Input records Block Start

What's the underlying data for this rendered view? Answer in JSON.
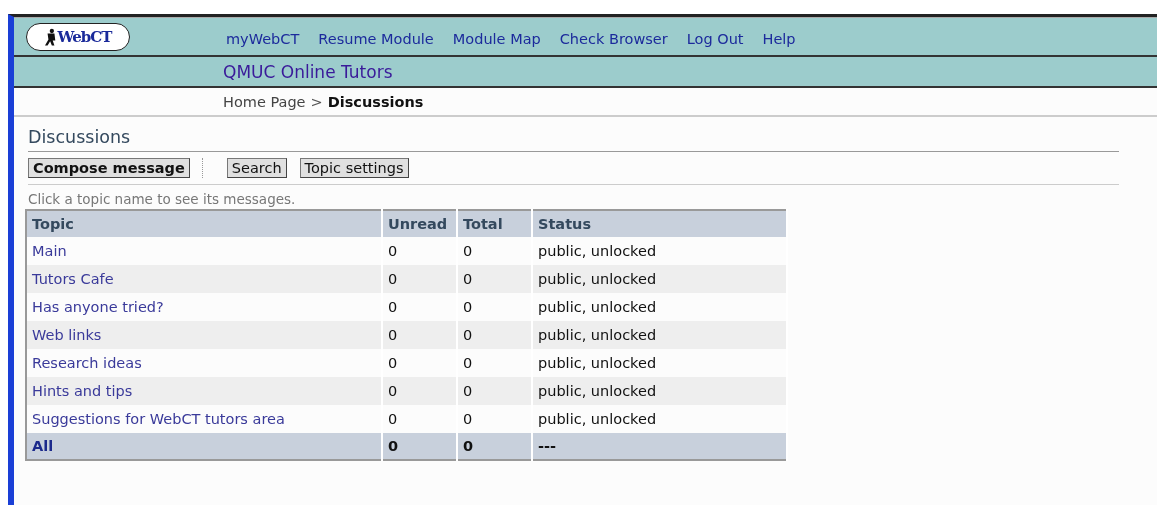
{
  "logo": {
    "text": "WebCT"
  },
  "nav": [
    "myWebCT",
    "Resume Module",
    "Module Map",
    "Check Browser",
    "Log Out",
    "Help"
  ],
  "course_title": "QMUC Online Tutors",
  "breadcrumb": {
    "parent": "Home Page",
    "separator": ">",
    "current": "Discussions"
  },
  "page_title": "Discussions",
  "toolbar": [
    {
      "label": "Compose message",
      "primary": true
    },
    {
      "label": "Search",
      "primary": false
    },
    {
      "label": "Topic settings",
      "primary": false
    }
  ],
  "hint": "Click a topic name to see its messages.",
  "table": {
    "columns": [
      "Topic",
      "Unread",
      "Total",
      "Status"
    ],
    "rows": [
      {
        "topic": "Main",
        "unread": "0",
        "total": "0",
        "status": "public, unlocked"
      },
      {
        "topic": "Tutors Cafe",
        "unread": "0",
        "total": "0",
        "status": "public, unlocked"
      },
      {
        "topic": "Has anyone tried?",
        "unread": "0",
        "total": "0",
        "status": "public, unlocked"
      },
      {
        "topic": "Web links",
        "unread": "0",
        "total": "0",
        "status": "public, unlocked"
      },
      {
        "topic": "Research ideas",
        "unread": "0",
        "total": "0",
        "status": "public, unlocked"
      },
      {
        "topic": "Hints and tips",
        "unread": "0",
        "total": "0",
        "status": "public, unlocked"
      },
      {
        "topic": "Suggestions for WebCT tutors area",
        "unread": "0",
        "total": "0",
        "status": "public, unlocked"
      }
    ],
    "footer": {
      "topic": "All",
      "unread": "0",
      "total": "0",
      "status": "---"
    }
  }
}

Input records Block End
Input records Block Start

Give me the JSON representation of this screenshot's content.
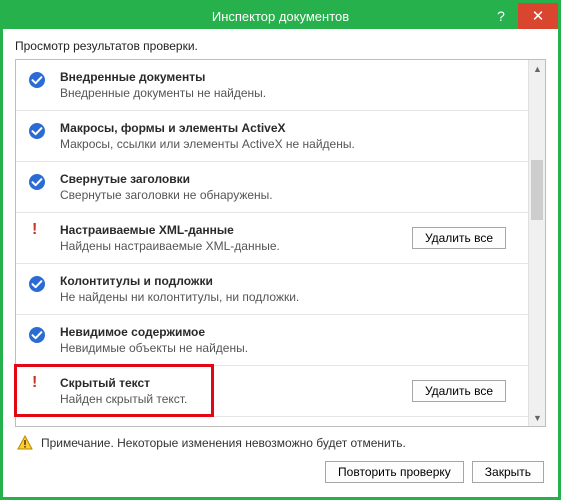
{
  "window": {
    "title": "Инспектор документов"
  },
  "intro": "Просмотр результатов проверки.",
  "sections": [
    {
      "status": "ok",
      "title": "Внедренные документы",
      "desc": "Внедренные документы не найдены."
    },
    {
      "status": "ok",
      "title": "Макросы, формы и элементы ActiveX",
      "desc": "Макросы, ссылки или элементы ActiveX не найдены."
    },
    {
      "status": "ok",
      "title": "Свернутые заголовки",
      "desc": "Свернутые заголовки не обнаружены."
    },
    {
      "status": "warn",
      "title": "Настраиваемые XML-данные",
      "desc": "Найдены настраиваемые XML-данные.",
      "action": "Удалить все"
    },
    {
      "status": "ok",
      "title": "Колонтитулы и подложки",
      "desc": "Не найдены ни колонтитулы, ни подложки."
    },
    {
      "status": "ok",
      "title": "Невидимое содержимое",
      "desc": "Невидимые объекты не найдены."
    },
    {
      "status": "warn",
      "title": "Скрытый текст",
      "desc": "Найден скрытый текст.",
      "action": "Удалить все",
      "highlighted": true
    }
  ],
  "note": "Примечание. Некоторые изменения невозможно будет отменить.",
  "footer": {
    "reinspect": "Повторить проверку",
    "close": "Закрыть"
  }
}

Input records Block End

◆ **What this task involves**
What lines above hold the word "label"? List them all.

◆ **Problem solution**
      "label": "Compose message",
      "label": "Search",
      "label": "Topic settings",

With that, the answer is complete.